New research on toxic workplaces, conducted by Fierce Conversations, shows that disruptive employees continues to have a major impact on organisations of all sizes and across all types of industries. 

The study shows that an extraordinary 44% of those surveyed simply ignore employees who exhibit negative or manipulative behaviour in the workplace, and that confronting these harmful behaviours is not the obvious first choice. Stacey Engels, President of Fierce Conversations writes, “The fact that confronting problematic employees directly is people’s third choice of action should be concerning to all organisational leaders. The amount of time and energy that can be saved by providing employees the skills and empowerment to address issues head-on, before they become larger issues, is critical.” 

We all know the challenges of giving people open and constructive feedback about their behaviour, especially if they feel criticised or attacked. And while it is often perceived to be the task of leaders to deal with these issues, leaders alone cannot fix them. Everyone needs to develop effective strategies to deal with problematic colleagues. Again, Stacey Engels. ‘’By equipping employees with the skills to address the issues themselves first, many issues can be resolved quickly and efficiently, before they become even greater concerns.” 

As an internationally recognised training concept, Fierce Conversations has long advocated the need for transparent, regular and positive feedback in the workplace. To help us achieve this, Fierce advocates 4 core objectives that we can use to build a more collaborative communication culture.

As individuals, we need to understand that we do not own the truth. In fact, we are competing with multiple realities and perspectives around us all of the time. Every time we talk to other people, we need to stay open, in a constant mode of inquiry, committed to listening. Reflection: Is your organisation allowing your employees to challenge decisions and leadership  If not, you may be setting a trend that results in a loss of innovation.

We should always walk away from a conversation with something new, or having offered something new to the other person. Reflection: Do you cultivate a culture of learning or of expertise around you at work?

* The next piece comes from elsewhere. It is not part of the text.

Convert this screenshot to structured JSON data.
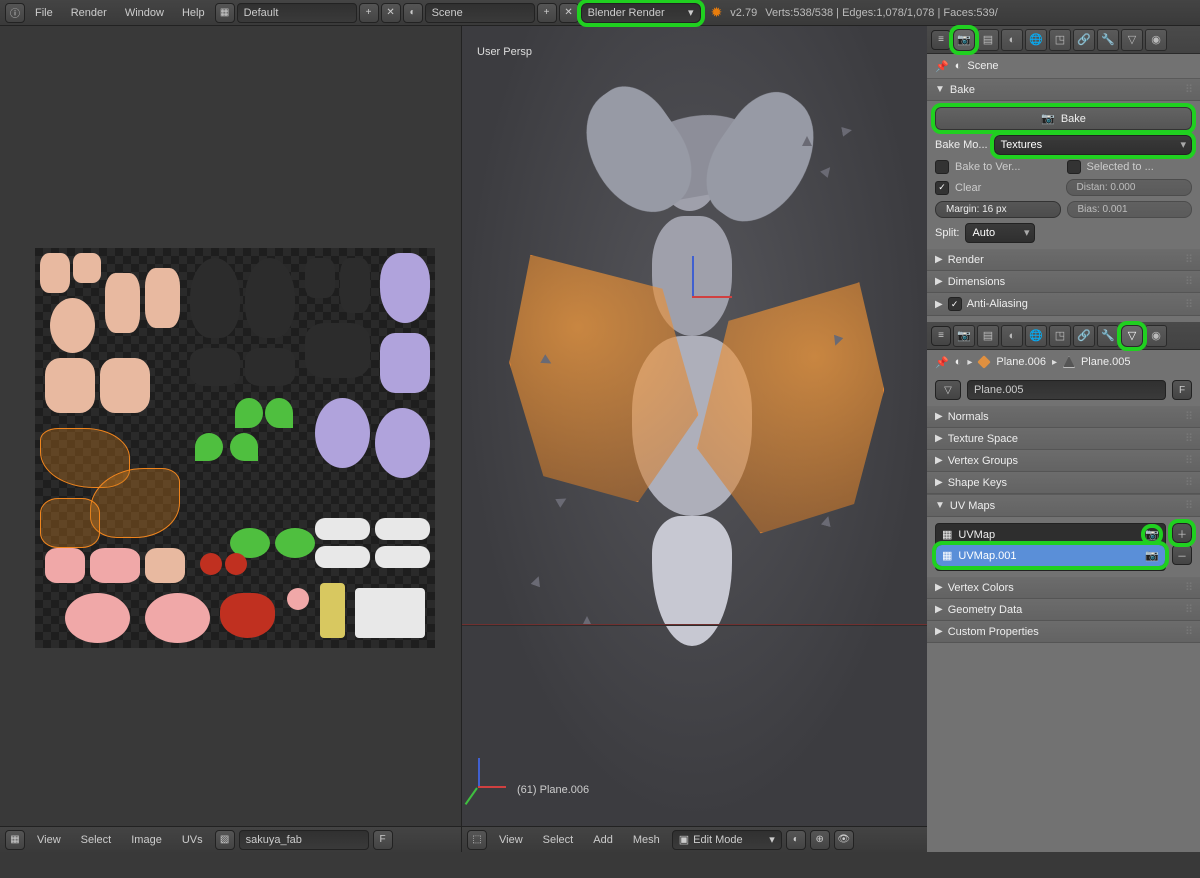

The conversations an organisation is not having are the ones that are often the most costly. Burying or ignoring problems will only guarantee the outcome we are trying to avoid. Reflection: As an organisation, are employees free to discuss concerns, what Amy Edmondson calls psychological safety, about what is problematic? 

It’s all about people. That means we need to ensure that every conversation is designed to foster relationships as the foundation of efficient collaboration. Reflection: Is your organisation “living“ this core people principle, or does your workplace culture focus on tasks and results at the expense of relationships?

The rewards in having effective conversations are obvious: less stress, improved job satisfaction and, ultimately, higher performance. Having conversations based on Fierce’s 4 objectives can help you to improve your communication and achieve better results. Can we afford not to?